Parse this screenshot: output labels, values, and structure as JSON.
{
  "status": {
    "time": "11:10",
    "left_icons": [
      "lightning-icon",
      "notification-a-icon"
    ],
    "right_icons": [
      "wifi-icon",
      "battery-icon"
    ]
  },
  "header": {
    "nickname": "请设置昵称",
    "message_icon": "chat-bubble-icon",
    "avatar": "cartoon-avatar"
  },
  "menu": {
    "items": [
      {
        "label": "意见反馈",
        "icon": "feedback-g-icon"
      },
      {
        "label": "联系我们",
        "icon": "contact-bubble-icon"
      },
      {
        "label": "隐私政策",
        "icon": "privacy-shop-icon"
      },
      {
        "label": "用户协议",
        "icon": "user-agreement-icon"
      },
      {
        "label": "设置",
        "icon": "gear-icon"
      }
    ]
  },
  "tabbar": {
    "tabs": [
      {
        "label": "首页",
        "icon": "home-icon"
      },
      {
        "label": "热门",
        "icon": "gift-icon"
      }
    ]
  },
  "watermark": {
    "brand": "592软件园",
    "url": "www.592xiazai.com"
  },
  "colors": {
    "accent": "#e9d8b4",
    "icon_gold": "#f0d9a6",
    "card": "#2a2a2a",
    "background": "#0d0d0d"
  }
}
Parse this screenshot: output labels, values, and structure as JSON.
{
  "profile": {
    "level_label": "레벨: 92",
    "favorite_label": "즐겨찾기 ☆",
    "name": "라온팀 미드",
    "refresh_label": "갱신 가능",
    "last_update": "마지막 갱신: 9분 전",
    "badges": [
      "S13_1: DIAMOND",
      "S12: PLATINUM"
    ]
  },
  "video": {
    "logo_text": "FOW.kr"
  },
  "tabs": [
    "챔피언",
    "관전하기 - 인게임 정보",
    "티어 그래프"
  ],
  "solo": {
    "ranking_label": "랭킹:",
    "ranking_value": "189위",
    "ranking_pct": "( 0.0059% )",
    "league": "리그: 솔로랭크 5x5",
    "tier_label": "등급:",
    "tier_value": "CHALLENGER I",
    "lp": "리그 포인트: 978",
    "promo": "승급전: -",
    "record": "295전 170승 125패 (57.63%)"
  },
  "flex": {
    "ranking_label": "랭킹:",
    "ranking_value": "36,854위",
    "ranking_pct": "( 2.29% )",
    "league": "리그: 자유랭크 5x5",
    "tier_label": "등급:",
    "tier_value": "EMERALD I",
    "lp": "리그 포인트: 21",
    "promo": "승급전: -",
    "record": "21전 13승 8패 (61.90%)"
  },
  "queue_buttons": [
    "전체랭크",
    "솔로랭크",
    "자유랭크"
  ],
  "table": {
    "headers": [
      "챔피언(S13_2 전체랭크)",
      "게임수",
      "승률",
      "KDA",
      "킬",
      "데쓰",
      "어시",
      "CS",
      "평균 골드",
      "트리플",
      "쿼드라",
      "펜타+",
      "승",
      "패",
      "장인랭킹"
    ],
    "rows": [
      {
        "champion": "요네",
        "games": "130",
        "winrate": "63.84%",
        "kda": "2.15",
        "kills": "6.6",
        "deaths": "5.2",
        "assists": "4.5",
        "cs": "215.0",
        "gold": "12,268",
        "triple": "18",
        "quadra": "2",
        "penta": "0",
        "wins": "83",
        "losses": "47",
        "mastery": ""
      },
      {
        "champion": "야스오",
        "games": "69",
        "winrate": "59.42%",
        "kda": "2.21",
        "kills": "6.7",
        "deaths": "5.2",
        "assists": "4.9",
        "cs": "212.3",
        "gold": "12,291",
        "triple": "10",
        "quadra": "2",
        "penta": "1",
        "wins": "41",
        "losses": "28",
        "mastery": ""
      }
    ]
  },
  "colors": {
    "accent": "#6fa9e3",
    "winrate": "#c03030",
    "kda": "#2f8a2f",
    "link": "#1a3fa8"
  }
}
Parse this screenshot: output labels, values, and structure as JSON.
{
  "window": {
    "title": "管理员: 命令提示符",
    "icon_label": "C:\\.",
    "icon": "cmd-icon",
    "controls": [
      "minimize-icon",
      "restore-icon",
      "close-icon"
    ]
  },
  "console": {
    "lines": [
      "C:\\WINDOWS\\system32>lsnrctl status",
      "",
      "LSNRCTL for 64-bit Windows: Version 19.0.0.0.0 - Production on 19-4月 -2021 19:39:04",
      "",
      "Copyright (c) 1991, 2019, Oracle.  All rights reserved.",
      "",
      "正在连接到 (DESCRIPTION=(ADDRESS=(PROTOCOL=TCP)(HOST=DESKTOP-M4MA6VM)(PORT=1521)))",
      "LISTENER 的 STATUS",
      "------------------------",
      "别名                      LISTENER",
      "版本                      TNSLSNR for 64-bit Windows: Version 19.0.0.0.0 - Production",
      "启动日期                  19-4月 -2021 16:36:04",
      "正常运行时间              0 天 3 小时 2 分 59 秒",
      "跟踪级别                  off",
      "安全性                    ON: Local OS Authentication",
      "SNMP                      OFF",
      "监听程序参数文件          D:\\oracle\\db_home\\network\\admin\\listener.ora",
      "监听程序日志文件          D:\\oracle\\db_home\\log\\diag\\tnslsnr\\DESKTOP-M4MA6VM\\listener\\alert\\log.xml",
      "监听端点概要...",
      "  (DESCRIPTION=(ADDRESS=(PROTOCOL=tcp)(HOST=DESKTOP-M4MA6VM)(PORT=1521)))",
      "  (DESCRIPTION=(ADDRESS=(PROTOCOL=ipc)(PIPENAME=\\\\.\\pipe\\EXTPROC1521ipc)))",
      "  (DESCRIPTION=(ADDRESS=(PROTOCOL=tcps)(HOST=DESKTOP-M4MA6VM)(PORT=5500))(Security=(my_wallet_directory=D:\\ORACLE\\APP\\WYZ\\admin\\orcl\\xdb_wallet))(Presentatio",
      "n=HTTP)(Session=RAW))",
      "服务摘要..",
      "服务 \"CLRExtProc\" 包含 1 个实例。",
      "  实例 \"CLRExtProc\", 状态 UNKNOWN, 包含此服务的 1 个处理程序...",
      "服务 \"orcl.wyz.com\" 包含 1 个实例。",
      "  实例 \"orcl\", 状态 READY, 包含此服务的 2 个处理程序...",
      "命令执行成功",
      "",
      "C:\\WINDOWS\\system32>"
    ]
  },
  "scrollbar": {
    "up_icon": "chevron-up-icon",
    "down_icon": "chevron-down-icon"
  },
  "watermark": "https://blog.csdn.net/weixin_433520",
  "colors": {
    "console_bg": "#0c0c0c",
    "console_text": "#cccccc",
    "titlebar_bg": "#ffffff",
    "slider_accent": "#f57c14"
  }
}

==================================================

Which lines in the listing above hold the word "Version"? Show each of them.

ANSWER TO THE PROBLEM.
      "LSNRCTL for 64-bit Windows: Version 19.0.0.0.0 - Production on 19-4月 -2021 19:39:04",
      "版本                      TNSLSNR for 64-bit Windows: Version 19.0.0.0.0 - Production",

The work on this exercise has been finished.